■ GIVEN RECORDS ■
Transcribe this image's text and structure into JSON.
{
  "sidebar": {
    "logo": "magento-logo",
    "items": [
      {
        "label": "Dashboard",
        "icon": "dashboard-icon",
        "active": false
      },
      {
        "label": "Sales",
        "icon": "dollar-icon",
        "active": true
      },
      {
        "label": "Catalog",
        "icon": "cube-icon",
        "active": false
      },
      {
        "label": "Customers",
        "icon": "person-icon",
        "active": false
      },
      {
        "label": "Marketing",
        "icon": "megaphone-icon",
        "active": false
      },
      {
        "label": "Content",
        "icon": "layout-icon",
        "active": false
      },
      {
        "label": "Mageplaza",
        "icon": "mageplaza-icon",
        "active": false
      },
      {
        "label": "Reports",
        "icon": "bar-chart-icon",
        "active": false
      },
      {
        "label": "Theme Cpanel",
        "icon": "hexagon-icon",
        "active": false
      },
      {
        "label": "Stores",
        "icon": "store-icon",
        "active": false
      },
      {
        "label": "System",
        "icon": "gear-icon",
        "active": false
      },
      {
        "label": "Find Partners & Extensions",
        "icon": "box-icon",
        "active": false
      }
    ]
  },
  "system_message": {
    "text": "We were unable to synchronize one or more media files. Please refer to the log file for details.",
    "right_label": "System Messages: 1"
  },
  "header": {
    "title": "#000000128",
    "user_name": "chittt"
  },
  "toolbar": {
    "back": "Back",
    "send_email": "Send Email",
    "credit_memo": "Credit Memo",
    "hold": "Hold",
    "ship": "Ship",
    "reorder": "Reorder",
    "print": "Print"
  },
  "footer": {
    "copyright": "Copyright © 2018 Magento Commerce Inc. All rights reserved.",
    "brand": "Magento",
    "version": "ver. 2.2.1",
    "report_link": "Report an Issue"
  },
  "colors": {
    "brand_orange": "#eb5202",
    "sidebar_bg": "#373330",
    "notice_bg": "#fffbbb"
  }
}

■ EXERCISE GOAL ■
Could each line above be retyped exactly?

■ EXERCISE RESPONSE ■
Transcribe this image's text and structure into JSON.
{
  "sidebar": {
    "logo": "magento-logo",
    "items": [
      {
        "label": "Dashboard",
        "icon": "dashboard-icon",
        "active": false
      },
      {
        "label": "Sales",
        "icon": "dollar-icon",
        "active": true
      },
      {
        "label": "Catalog",
        "icon": "cube-icon",
        "active": false
      },
      {
        "label": "Customers",
        "icon": "person-icon",
        "active": false
      },
      {
        "label": "Marketing",
        "icon": "megaphone-icon",
        "active": false
      },
      {
        "label": "Content",
        "icon": "layout-icon",
        "active": false
      },
      {
        "label": "Mageplaza",
        "icon": "mageplaza-icon",
        "active": false
      },
      {
        "label": "Reports",
        "icon": "bar-chart-icon",
        "active": false
      },
      {
        "label": "Theme Cpanel",
        "icon": "hexagon-icon",
        "active": false
      },
      {
        "label": "Stores",
        "icon": "store-icon",
        "active": false
      },
      {
        "label": "System",
        "icon": "gear-icon",
        "active": false
      },
      {
        "label": "Find Partners & Extensions",
        "icon": "box-icon",
        "active": false
      }
    ]
  },
  "system_message": {
    "text": "We were unable to synchronize one or more media files. Please refer to the log file for details.",
    "right_label": "System Messages: 1"
  },
  "header": {
    "title": "#000000128",
    "user_name": "chittt"
  },
  "toolbar": {
    "back": "Back",
    "send_email": "Send Email",
    "credit_memo": "Credit Memo",
    "hold": "Hold",
    "ship": "Ship",
    "reorder": "Reorder",
    "print": "Print"
  },
  "footer": {
    "copyright": "Copyright © 2018 Magento Commerce Inc. All rights reserved.",
    "brand": "Magento",
    "version": "ver. 2.2.1",
    "report_link": "Report an Issue"
  },
  "colors": {
    "brand_orange": "#eb5202",
    "sidebar_bg": "#373330",
    "notice_bg": "#fffbbb"
  }
}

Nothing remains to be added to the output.